**Work task**
Omit every picture, then return each line of the data below exactly.
─── Dataset records ───
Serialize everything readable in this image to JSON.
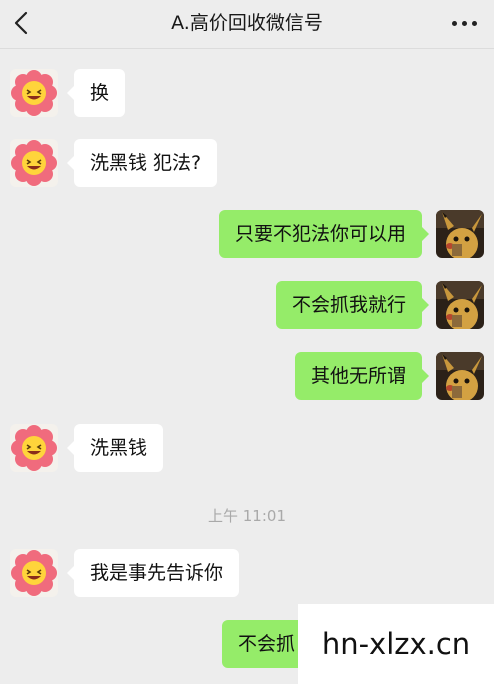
{
  "header": {
    "title": "A.高价回收微信号",
    "back_icon": "chevron-left-icon",
    "more_icon": "more-dots-icon"
  },
  "messages": [
    {
      "side": "left",
      "text": "换"
    },
    {
      "side": "left",
      "text": "洗黑钱 犯法?"
    },
    {
      "side": "right",
      "text": "只要不犯法你可以用"
    },
    {
      "side": "right",
      "text": "不会抓我就行"
    },
    {
      "side": "right",
      "text": "其他无所谓"
    },
    {
      "side": "left",
      "text": "洗黑钱"
    },
    {
      "side": "left",
      "text": "我是事先告诉你"
    },
    {
      "side": "right",
      "text": "不会抓"
    }
  ],
  "timestamp": "上午 11:01",
  "watermark": "hn-xlzx.cn",
  "colors": {
    "background": "#ededed",
    "sent_bubble": "#95ec69",
    "received_bubble": "#ffffff"
  }
}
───
**Written solution**
Serialize everything readable in this image to JSON.
{
  "header": {
    "title": "A.高价回收微信号",
    "back_icon": "chevron-left-icon",
    "more_icon": "more-dots-icon"
  },
  "messages": [
    {
      "side": "left",
      "text": "换"
    },
    {
      "side": "left",
      "text": "洗黑钱 犯法?"
    },
    {
      "side": "right",
      "text": "只要不犯法你可以用"
    },
    {
      "side": "right",
      "text": "不会抓我就行"
    },
    {
      "side": "right",
      "text": "其他无所谓"
    },
    {
      "side": "left",
      "text": "洗黑钱"
    },
    {
      "side": "left",
      "text": "我是事先告诉你"
    },
    {
      "side": "right",
      "text": "不会抓"
    }
  ],
  "timestamp": "上午 11:01",
  "watermark": "hn-xlzx.cn",
  "colors": {
    "background": "#ededed",
    "sent_bubble": "#95ec69",
    "received_bubble": "#ffffff"
  }
}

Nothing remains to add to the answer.